■ **Task instructions**
What you give back must match the data character for character.

[Data about app and page elements]

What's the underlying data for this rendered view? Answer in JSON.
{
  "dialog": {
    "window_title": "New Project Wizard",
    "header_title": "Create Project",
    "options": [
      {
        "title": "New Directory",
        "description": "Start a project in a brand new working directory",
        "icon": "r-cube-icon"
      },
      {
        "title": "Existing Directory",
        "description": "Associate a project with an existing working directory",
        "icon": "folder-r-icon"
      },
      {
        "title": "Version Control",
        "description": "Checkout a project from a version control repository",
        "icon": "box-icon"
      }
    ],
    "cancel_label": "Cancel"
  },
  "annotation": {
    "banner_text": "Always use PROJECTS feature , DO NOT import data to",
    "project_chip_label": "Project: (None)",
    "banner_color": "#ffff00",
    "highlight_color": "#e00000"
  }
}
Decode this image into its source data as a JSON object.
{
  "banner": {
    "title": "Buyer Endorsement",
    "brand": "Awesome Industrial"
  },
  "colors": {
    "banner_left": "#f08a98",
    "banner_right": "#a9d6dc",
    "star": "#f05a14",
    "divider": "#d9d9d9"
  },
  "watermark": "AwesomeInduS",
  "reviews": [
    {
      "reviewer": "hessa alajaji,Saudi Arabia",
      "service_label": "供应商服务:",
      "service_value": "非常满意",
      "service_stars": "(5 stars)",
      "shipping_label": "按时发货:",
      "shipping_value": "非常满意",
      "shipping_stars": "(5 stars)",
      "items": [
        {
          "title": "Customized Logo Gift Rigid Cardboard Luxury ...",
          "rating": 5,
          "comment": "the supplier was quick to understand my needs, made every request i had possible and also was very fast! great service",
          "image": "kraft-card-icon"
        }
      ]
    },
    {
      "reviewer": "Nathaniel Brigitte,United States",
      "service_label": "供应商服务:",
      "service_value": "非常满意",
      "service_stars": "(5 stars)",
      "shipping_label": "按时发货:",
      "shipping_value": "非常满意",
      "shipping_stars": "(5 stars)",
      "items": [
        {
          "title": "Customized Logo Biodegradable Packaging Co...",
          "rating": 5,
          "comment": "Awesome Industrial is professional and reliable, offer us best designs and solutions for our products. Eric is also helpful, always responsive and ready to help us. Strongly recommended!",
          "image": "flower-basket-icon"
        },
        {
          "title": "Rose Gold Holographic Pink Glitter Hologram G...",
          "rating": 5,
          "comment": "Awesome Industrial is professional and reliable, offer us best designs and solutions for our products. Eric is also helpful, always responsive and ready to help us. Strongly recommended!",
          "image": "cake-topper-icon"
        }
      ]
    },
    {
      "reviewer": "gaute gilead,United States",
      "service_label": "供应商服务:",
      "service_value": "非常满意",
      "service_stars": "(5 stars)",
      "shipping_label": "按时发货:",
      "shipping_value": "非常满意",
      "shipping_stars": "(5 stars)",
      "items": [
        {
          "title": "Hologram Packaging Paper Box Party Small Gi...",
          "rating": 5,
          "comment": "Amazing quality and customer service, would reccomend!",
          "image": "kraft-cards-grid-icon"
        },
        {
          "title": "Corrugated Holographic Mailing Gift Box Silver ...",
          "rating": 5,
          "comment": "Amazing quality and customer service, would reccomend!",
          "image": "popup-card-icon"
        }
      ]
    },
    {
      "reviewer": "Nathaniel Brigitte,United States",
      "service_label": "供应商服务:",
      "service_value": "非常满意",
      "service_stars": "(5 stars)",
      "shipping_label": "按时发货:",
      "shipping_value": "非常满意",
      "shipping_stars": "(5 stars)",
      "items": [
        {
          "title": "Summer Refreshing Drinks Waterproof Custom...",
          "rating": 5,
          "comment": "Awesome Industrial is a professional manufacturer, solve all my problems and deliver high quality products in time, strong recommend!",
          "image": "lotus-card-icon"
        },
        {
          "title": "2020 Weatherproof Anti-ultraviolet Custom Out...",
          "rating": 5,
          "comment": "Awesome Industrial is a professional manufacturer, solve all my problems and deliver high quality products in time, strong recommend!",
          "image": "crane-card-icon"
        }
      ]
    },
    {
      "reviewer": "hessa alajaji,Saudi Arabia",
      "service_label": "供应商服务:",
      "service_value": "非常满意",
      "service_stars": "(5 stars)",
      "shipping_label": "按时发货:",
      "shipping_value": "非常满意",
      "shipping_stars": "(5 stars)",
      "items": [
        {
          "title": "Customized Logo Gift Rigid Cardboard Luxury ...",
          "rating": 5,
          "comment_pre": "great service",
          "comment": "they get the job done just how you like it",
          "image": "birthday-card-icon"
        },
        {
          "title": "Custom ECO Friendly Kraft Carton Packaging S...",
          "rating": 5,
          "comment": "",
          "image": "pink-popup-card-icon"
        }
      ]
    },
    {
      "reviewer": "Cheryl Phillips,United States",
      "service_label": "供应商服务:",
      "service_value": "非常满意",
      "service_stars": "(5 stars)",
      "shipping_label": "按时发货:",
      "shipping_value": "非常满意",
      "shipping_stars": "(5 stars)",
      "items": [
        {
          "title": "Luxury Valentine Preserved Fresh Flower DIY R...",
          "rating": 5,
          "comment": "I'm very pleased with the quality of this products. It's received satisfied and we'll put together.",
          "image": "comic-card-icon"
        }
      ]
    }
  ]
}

■ **Result of the exercise**
What's the underlying data for this rendered view? Answer in JSON.
{
  "dialog": {
    "window_title": "New Project Wizard",
    "header_title": "Create Project",
    "options": [
      {
        "title": "New Directory",
        "description": "Start a project in a brand new working directory",
        "icon": "r-cube-icon"
      },
      {
        "title": "Existing Directory",
        "description": "Associate a project with an existing working directory",
        "icon": "folder-r-icon"
      },
      {
        "title": "Version Control",
        "description": "Checkout a project from a version control repository",
        "icon": "box-icon"
      }
    ],
    "cancel_label": "Cancel"
  },
  "annotation": {
    "banner_text": "Always use PROJECTS feature , DO NOT import data to",
    "project_chip_label": "Project: (None)",
    "banner_color": "#ffff00",
    "highlight_color": "#e00000"
  }
}
Decode this image into its source data as a JSON object.
{
  "banner": {
    "title": "Buyer Endorsement",
    "brand": "Awesome Industrial"
  },
  "colors": {
    "banner_left": "#f08a98",
    "banner_right": "#a9d6dc",
    "star": "#f05a14",
    "divider": "#d9d9d9"
  },
  "watermark": "AwesomeInduS",
  "reviews": [
    {
      "reviewer": "hessa alajaji,Saudi Arabia",
      "service_label": "供应商服务:",
      "service_value": "非常满意",
      "service_stars": "(5 stars)",
      "shipping_label": "按时发货:",
      "shipping_value": "非常满意",
      "shipping_stars": "(5 stars)",
      "items": [
        {
          "title": "Customized Logo Gift Rigid Cardboard Luxury ...",
          "rating": 5,
          "comment": "the supplier was quick to understand my needs, made every request i had possible and also was very fast! great service",
          "image": "kraft-card-icon"
        }
      ]
    },
    {
      "reviewer": "Nathaniel Brigitte,United States",
      "service_label": "供应商服务:",
      "service_value": "非常满意",
      "service_stars": "(5 stars)",
      "shipping_label": "按时发货:",
      "shipping_value": "非常满意",
      "shipping_stars": "(5 stars)",
      "items": [
        {
          "title": "Customized Logo Biodegradable Packaging Co...",
          "rating": 5,
          "comment": "Awesome Industrial is professional and reliable, offer us best designs and solutions for our products. Eric is also helpful, always responsive and ready to help us. Strongly recommended!",
          "image": "flower-basket-icon"
        },
        {
          "title": "Rose Gold Holographic Pink Glitter Hologram G...",
          "rating": 5,
          "comment": "Awesome Industrial is professional and reliable, offer us best designs and solutions for our products. Eric is also helpful, always responsive and ready to help us. Strongly recommended!",
          "image": "cake-topper-icon"
        }
      ]
    },
    {
      "reviewer": "gaute gilead,United States",
      "service_label": "供应商服务:",
      "service_value": "非常满意",
      "service_stars": "(5 stars)",
      "shipping_label": "按时发货:",
      "shipping_value": "非常满意",
      "shipping_stars": "(5 stars)",
      "items": [
        {
          "title": "Hologram Packaging Paper Box Party Small Gi...",
          "rating": 5,
          "comment": "Amazing quality and customer service, would reccomend!",
          "image": "kraft-cards-grid-icon"
        },
        {
          "title": "Corrugated Holographic Mailing Gift Box Silver ...",
          "rating": 5,
          "comment": "Amazing quality and customer service, would reccomend!",
          "image": "popup-card-icon"
        }
      ]
    },
    {
      "reviewer": "Nathaniel Brigitte,United States",
      "service_label": "供应商服务:",
      "service_value": "非常满意",
      "service_stars": "(5 stars)",
      "shipping_label": "按时发货:",
      "shipping_value": "非常满意",
      "shipping_stars": "(5 stars)",
      "items": [
        {
          "title": "Summer Refreshing Drinks Waterproof Custom...",
          "rating": 5,
          "comment": "Awesome Industrial is a professional manufacturer, solve all my problems and deliver high quality products in time, strong recommend!",
          "image": "lotus-card-icon"
        },
        {
          "title": "2020 Weatherproof Anti-ultraviolet Custom Out...",
          "rating": 5,
          "comment": "Awesome Industrial is a professional manufacturer, solve all my problems and deliver high quality products in time, strong recommend!",
          "image": "crane-card-icon"
        }
      ]
    },
    {
      "reviewer": "hessa alajaji,Saudi Arabia",
      "service_label": "供应商服务:",
      "service_value": "非常满意",
      "service_stars": "(5 stars)",
      "shipping_label": "按时发货:",
      "shipping_value": "非常满意",
      "shipping_stars": "(5 stars)",
      "items": [
        {
          "title": "Customized Logo Gift Rigid Cardboard Luxury ...",
          "rating": 5,
          "comment_pre": "great service",
          "comment": "they get the job done just how you like it",
          "image": "birthday-card-icon"
        },
        {
          "title": "Custom ECO Friendly Kraft Carton Packaging S...",
          "rating": 5,
          "comment": "",
          "image": "pink-popup-card-icon"
        }
      ]
    },
    {
      "reviewer": "Cheryl Phillips,United States",
      "service_label": "供应商服务:",
      "service_value": "非常满意",
      "service_stars": "(5 stars)",
      "shipping_label": "按时发货:",
      "shipping_value": "非常满意",
      "shipping_stars": "(5 stars)",
      "items": [
        {
          "title": "Luxury Valentine Preserved Fresh Flower DIY R...",
          "rating": 5,
          "comment": "I'm very pleased with the quality of this products. It's received satisfied and we'll put together.",
          "image": "comic-card-icon"
        }
      ]
    }
  ]
}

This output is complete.